Return each line of the records below that contains the word "true".

◇ ◇ ◇

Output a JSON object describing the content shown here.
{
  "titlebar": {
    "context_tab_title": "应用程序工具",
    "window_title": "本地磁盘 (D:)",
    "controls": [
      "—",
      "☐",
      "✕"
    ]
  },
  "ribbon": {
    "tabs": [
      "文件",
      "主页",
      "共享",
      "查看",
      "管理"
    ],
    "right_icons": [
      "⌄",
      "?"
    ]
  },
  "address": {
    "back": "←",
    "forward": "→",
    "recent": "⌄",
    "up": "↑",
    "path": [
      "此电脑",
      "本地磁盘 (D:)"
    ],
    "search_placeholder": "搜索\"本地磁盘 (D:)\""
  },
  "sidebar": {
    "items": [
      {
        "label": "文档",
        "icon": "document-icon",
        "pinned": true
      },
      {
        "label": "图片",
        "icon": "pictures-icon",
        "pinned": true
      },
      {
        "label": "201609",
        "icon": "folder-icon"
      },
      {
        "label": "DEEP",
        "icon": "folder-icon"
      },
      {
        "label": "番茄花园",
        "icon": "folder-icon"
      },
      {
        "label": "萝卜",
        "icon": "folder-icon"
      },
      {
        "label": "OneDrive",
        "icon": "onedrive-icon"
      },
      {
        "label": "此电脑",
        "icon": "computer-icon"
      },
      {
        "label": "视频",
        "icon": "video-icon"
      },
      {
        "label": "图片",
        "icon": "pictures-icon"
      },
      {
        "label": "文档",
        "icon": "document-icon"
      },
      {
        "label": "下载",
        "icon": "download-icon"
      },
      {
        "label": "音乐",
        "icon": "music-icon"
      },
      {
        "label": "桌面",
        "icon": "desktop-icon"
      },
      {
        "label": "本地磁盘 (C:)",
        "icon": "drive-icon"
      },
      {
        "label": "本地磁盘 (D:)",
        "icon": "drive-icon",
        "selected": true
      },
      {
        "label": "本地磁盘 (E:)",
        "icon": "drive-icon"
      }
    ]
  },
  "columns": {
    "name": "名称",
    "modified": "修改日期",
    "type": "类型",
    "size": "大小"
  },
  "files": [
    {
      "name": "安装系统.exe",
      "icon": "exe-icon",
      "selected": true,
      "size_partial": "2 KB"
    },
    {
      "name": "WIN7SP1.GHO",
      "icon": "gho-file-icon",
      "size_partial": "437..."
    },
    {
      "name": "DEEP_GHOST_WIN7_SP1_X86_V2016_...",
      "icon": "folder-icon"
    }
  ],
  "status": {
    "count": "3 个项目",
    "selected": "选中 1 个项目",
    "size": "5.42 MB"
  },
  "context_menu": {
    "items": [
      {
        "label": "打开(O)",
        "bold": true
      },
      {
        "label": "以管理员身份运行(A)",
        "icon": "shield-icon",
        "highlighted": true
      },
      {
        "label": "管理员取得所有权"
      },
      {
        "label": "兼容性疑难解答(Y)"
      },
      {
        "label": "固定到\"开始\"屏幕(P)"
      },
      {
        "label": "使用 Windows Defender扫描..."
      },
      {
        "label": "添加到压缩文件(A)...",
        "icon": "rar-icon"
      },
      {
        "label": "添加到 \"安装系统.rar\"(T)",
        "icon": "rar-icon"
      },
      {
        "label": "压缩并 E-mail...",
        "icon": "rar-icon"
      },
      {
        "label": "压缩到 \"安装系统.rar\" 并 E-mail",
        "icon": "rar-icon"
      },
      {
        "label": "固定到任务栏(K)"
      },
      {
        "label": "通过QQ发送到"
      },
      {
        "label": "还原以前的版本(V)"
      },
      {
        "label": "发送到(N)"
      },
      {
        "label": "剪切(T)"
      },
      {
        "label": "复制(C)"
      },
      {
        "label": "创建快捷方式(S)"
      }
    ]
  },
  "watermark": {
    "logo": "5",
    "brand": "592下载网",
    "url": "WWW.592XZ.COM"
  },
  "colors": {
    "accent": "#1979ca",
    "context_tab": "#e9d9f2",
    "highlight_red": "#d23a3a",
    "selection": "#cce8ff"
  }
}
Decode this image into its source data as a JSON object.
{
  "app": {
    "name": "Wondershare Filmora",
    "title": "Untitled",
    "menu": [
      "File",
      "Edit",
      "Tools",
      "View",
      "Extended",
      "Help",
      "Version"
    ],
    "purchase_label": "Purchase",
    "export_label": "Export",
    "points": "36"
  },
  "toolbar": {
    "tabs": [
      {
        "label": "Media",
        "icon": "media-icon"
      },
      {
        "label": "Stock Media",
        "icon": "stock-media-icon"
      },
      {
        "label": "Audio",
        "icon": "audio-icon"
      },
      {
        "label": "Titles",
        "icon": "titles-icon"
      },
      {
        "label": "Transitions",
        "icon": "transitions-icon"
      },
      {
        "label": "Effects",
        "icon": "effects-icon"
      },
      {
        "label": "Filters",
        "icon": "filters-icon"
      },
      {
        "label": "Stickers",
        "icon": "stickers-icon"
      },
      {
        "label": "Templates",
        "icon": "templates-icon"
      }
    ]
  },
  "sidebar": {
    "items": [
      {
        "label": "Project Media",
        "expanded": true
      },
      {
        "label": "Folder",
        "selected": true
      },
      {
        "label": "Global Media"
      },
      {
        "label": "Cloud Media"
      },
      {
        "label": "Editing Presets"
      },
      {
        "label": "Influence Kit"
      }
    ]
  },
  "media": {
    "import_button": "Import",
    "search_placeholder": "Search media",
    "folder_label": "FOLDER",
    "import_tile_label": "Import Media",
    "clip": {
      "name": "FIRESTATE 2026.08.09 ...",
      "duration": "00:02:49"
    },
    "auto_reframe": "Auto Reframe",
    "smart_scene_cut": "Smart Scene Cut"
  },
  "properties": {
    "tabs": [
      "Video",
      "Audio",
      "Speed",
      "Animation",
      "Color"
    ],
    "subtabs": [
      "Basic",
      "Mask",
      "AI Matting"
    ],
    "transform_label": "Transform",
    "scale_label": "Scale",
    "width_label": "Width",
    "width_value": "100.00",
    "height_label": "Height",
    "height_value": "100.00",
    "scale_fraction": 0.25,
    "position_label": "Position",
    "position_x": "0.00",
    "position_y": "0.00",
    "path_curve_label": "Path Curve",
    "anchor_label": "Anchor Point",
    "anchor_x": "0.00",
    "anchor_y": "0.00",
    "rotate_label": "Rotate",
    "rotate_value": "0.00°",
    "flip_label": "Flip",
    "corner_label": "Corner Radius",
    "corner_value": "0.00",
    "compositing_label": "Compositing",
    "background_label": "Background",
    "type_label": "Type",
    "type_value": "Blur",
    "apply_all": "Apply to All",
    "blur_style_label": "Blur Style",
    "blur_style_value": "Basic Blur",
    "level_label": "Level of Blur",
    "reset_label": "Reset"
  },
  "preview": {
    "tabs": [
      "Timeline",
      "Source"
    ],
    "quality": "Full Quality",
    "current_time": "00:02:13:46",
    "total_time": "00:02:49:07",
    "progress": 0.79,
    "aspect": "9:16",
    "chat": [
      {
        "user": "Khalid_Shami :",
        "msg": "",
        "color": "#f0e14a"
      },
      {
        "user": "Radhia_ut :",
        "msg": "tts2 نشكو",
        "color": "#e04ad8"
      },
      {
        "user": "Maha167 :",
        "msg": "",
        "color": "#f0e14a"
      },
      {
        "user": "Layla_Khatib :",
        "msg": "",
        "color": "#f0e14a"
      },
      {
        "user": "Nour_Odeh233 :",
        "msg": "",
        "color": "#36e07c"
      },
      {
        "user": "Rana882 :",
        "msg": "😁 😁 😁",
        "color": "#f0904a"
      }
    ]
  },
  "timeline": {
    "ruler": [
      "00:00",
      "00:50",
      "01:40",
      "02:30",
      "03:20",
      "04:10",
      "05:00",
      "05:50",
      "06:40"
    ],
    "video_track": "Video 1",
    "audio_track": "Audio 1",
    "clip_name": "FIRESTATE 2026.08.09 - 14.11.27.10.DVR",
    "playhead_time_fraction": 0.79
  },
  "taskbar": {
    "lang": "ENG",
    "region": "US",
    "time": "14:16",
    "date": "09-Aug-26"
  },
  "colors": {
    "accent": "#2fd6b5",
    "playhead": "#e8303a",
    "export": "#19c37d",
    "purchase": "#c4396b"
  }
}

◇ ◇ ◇

Response to this task
        "pinned": true
        "pinned": true
        "selected": true
      "selected": true,
        "bold": true
        "highlighted": true
        "expanded": true
        "selected": true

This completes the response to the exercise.